***** DATA SECTION
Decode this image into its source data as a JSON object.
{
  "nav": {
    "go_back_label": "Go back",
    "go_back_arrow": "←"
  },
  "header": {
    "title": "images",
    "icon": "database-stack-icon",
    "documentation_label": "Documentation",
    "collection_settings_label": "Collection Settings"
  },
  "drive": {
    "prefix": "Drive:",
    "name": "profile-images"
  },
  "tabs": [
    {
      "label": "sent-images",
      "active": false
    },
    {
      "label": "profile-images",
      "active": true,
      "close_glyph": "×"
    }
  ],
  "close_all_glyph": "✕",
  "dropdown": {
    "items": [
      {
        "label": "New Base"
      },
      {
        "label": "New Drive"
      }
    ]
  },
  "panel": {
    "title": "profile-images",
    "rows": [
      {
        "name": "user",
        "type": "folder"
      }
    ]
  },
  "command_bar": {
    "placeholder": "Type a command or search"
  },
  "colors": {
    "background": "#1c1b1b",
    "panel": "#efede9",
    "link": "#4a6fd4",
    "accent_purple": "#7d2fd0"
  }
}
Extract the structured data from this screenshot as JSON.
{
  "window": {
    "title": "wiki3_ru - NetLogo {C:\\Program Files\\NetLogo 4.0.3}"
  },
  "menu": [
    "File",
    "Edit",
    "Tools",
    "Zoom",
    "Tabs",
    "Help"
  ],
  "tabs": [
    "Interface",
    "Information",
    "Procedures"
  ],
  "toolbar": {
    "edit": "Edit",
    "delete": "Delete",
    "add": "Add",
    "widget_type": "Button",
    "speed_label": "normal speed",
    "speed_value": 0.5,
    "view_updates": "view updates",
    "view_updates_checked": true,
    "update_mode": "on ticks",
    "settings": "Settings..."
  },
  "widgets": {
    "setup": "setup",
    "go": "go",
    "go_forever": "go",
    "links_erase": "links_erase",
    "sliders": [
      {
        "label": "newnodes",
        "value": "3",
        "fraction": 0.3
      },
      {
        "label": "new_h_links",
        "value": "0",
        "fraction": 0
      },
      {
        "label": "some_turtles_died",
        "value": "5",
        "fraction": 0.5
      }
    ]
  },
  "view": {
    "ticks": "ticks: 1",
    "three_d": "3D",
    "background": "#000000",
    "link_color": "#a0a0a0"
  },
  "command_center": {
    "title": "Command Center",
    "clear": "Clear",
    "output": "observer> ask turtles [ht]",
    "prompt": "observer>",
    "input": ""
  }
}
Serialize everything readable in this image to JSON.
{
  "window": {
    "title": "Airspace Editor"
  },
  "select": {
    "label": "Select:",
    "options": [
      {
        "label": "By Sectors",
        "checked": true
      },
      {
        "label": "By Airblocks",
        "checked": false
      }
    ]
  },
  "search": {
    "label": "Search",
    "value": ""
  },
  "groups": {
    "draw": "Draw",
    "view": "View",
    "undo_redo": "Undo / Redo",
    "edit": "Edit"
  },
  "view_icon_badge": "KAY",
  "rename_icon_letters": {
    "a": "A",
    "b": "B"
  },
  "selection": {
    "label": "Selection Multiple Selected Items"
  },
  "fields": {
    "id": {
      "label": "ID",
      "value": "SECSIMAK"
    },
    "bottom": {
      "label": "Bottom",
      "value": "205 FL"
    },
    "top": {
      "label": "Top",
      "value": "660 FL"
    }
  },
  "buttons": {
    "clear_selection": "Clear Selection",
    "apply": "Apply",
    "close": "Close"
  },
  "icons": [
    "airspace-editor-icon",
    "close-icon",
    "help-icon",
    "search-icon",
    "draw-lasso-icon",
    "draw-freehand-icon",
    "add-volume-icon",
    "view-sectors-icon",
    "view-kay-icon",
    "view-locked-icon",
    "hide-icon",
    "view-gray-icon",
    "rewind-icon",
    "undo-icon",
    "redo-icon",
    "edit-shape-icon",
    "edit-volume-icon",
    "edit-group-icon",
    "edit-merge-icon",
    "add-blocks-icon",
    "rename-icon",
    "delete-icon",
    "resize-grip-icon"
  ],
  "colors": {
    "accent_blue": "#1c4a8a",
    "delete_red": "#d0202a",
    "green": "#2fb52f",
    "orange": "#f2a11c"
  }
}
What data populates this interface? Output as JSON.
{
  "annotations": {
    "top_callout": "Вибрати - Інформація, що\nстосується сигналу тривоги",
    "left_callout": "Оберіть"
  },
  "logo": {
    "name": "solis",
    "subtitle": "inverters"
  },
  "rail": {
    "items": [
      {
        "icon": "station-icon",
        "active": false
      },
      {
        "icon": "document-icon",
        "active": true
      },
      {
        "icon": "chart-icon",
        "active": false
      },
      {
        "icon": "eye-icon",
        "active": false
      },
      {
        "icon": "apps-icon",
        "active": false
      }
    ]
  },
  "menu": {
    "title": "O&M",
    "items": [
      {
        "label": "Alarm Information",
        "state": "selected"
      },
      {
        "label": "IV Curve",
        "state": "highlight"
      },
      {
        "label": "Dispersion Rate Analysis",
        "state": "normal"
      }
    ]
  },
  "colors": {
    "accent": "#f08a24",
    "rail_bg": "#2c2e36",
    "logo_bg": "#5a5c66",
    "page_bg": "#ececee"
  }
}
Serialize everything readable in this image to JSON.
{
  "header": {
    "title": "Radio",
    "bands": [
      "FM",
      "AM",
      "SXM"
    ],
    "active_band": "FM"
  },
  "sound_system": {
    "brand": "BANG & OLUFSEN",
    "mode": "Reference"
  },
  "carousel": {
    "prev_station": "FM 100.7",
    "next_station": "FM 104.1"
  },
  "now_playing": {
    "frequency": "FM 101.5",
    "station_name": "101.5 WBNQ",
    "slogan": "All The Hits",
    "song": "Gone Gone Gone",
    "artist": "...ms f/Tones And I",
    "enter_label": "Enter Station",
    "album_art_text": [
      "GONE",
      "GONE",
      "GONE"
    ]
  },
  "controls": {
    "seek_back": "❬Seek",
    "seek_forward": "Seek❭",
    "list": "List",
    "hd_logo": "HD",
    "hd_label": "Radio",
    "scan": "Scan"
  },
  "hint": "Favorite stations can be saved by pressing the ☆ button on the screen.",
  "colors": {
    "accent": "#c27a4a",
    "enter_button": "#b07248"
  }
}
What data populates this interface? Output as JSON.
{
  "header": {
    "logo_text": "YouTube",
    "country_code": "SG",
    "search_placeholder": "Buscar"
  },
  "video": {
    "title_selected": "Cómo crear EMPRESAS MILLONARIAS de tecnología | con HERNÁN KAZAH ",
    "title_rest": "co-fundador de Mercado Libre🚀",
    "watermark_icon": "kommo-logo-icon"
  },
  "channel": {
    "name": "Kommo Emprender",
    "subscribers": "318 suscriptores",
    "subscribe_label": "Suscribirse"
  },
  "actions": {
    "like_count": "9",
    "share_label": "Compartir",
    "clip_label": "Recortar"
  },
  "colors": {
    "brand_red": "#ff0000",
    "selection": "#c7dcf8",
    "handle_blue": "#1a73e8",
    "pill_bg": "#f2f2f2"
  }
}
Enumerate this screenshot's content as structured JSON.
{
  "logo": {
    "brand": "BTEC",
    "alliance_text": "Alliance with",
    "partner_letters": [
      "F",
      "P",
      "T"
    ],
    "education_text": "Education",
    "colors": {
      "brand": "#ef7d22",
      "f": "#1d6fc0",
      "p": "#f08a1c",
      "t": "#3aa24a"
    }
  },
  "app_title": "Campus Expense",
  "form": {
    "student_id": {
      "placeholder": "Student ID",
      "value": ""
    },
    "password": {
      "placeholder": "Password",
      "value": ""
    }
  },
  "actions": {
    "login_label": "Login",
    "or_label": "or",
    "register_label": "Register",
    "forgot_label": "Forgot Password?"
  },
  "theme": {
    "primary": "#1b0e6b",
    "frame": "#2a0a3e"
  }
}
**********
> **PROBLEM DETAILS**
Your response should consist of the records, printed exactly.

> **EXPECTED ANSWER**
Decode this image into its source data as a JSON object.
{
  "nav": {
    "go_back_label": "Go back",
    "go_back_arrow": "←"
  },
  "header": {
    "title": "images",
    "icon": "database-stack-icon",
    "documentation_label": "Documentation",
    "collection_settings_label": "Collection Settings"
  },
  "drive": {
    "prefix": "Drive:",
    "name": "profile-images"
  },
  "tabs": [
    {
      "label": "sent-images",
      "active": false
    },
    {
      "label": "profile-images",
      "active": true,
      "close_glyph": "×"
    }
  ],
  "close_all_glyph": "✕",
  "dropdown": {
    "items": [
      {
        "label": "New Base"
      },
      {
        "label": "New Drive"
      }
    ]
  },
  "panel": {
    "title": "profile-images",
    "rows": [
      {
        "name": "user",
        "type": "folder"
      }
    ]
  },
  "command_bar": {
    "placeholder": "Type a command or search"
  },
  "colors": {
    "background": "#1c1b1b",
    "panel": "#efede9",
    "link": "#4a6fd4",
    "accent_purple": "#7d2fd0"
  }
}
Extract the structured data from this screenshot as JSON.
{
  "window": {
    "title": "wiki3_ru - NetLogo {C:\\Program Files\\NetLogo 4.0.3}"
  },
  "menu": [
    "File",
    "Edit",
    "Tools",
    "Zoom",
    "Tabs",
    "Help"
  ],
  "tabs": [
    "Interface",
    "Information",
    "Procedures"
  ],
  "toolbar": {
    "edit": "Edit",
    "delete": "Delete",
    "add": "Add",
    "widget_type": "Button",
    "speed_label": "normal speed",
    "speed_value": 0.5,
    "view_updates": "view updates",
    "view_updates_checked": true,
    "update_mode": "on ticks",
    "settings": "Settings..."
  },
  "widgets": {
    "setup": "setup",
    "go": "go",
    "go_forever": "go",
    "links_erase": "links_erase",
    "sliders": [
      {
        "label": "newnodes",
        "value": "3",
        "fraction": 0.3
      },
      {
        "label": "new_h_links",
        "value": "0",
        "fraction": 0
      },
      {
        "label": "some_turtles_died",
        "value": "5",
        "fraction": 0.5
      }
    ]
  },
  "view": {
    "ticks": "ticks: 1",
    "three_d": "3D",
    "background": "#000000",
    "link_color": "#a0a0a0"
  },
  "command_center": {
    "title": "Command Center",
    "clear": "Clear",
    "output": "observer> ask turtles [ht]",
    "prompt": "observer>",
    "input": ""
  }
}
Serialize everything readable in this image to JSON.
{
  "window": {
    "title": "Airspace Editor"
  },
  "select": {
    "label": "Select:",
    "options": [
      {
        "label": "By Sectors",
        "checked": true
      },
      {
        "label": "By Airblocks",
        "checked": false
      }
    ]
  },
  "search": {
    "label": "Search",
    "value": ""
  },
  "groups": {
    "draw": "Draw",
    "view": "View",
    "undo_redo": "Undo / Redo",
    "edit": "Edit"
  },
  "view_icon_badge": "KAY",
  "rename_icon_letters": {
    "a": "A",
    "b": "B"
  },
  "selection": {
    "label": "Selection Multiple Selected Items"
  },
  "fields": {
    "id": {
      "label": "ID",
      "value": "SECSIMAK"
    },
    "bottom": {
      "label": "Bottom",
      "value": "205 FL"
    },
    "top": {
      "label": "Top",
      "value": "660 FL"
    }
  },
  "buttons": {
    "clear_selection": "Clear Selection",
    "apply": "Apply",
    "close": "Close"
  },
  "icons": [
    "airspace-editor-icon",
    "close-icon",
    "help-icon",
    "search-icon",
    "draw-lasso-icon",
    "draw-freehand-icon",
    "add-volume-icon",
    "view-sectors-icon",
    "view-kay-icon",
    "view-locked-icon",
    "hide-icon",
    "view-gray-icon",
    "rewind-icon",
    "undo-icon",
    "redo-icon",
    "edit-shape-icon",
    "edit-volume-icon",
    "edit-group-icon",
    "edit-merge-icon",
    "add-blocks-icon",
    "rename-icon",
    "delete-icon",
    "resize-grip-icon"
  ],
  "colors": {
    "accent_blue": "#1c4a8a",
    "delete_red": "#d0202a",
    "green": "#2fb52f",
    "orange": "#f2a11c"
  }
}
What data populates this interface? Output as JSON.
{
  "annotations": {
    "top_callout": "Вибрати - Інформація, що\nстосується сигналу тривоги",
    "left_callout": "Оберіть"
  },
  "logo": {
    "name": "solis",
    "subtitle": "inverters"
  },
  "rail": {
    "items": [
      {
        "icon": "station-icon",
        "active": false
      },
      {
        "icon": "document-icon",
        "active": true
      },
      {
        "icon": "chart-icon",
        "active": false
      },
      {
        "icon": "eye-icon",
        "active": false
      },
      {
        "icon": "apps-icon",
        "active": false
      }
    ]
  },
  "menu": {
    "title": "O&M",
    "items": [
      {
        "label": "Alarm Information",
        "state": "selected"
      },
      {
        "label": "IV Curve",
        "state": "highlight"
      },
      {
        "label": "Dispersion Rate Analysis",
        "state": "normal"
      }
    ]
  },
  "colors": {
    "accent": "#f08a24",
    "rail_bg": "#2c2e36",
    "logo_bg": "#5a5c66",
    "page_bg": "#ececee"
  }
}
Serialize everything readable in this image to JSON.
{
  "header": {
    "title": "Radio",
    "bands": [
      "FM",
      "AM",
      "SXM"
    ],
    "active_band": "FM"
  },
  "sound_system": {
    "brand": "BANG & OLUFSEN",
    "mode": "Reference"
  },
  "carousel": {
    "prev_station": "FM 100.7",
    "next_station": "FM 104.1"
  },
  "now_playing": {
    "frequency": "FM 101.5",
    "station_name": "101.5 WBNQ",
    "slogan": "All The Hits",
    "song": "Gone Gone Gone",
    "artist": "...ms f/Tones And I",
    "enter_label": "Enter Station",
    "album_art_text": [
      "GONE",
      "GONE",
      "GONE"
    ]
  },
  "controls": {
    "seek_back": "❬Seek",
    "seek_forward": "Seek❭",
    "list": "List",
    "hd_logo": "HD",
    "hd_label": "Radio",
    "scan": "Scan"
  },
  "hint": "Favorite stations can be saved by pressing the ☆ button on the screen.",
  "colors": {
    "accent": "#c27a4a",
    "enter_button": "#b07248"
  }
}
What data populates this interface? Output as JSON.
{
  "header": {
    "logo_text": "YouTube",
    "country_code": "SG",
    "search_placeholder": "Buscar"
  },
  "video": {
    "title_selected": "Cómo crear EMPRESAS MILLONARIAS de tecnología | con HERNÁN KAZAH ",
    "title_rest": "co-fundador de Mercado Libre🚀",
    "watermark_icon": "kommo-logo-icon"
  },
  "channel": {
    "name": "Kommo Emprender",
    "subscribers": "318 suscriptores",
    "subscribe_label": "Suscribirse"
  },
  "actions": {
    "like_count": "9",
    "share_label": "Compartir",
    "clip_label": "Recortar"
  },
  "colors": {
    "brand_red": "#ff0000",
    "selection": "#c7dcf8",
    "handle_blue": "#1a73e8",
    "pill_bg": "#f2f2f2"
  }
}
Enumerate this screenshot's content as structured JSON.
{
  "logo": {
    "brand": "BTEC",
    "alliance_text": "Alliance with",
    "partner_letters": [
      "F",
      "P",
      "T"
    ],
    "education_text": "Education",
    "colors": {
      "brand": "#ef7d22",
      "f": "#1d6fc0",
      "p": "#f08a1c",
      "t": "#3aa24a"
    }
  },
  "app_title": "Campus Expense",
  "form": {
    "student_id": {
      "placeholder": "Student ID",
      "value": ""
    },
    "password": {
      "placeholder": "Password",
      "value": ""
    }
  },
  "actions": {
    "login_label": "Login",
    "or_label": "or",
    "register_label": "Register",
    "forgot_label": "Forgot Password?"
  },
  "theme": {
    "primary": "#1b0e6b",
    "frame": "#2a0a3e"
  }
}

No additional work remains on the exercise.